Top of Data provided
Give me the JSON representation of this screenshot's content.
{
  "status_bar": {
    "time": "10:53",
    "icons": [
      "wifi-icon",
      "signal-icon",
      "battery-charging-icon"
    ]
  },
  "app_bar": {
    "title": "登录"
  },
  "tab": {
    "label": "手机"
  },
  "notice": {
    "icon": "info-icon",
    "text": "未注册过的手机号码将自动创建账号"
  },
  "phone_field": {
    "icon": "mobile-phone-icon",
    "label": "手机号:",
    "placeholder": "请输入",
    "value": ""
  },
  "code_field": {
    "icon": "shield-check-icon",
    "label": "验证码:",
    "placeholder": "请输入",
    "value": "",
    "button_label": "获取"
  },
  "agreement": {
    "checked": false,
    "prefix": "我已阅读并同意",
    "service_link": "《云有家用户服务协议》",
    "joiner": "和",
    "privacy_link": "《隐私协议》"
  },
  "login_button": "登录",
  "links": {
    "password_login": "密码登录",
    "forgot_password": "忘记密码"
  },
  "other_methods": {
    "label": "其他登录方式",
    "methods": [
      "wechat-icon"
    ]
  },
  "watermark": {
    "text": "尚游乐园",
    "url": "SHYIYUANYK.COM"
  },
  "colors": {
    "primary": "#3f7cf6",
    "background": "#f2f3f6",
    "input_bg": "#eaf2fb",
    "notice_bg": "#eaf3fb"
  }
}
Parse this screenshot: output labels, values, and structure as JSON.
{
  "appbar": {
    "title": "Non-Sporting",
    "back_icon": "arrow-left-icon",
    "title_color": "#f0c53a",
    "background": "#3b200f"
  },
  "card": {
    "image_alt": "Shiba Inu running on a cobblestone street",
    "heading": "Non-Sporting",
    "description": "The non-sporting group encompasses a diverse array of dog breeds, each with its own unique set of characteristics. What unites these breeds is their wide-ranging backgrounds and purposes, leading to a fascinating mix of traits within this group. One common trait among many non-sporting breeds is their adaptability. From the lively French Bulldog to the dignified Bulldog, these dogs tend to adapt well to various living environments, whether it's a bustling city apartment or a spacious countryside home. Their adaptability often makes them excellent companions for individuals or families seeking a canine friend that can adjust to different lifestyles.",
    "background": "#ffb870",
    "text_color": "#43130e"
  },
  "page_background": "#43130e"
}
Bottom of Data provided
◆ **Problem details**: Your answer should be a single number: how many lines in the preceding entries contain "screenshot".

◆ **Exercise response**: 2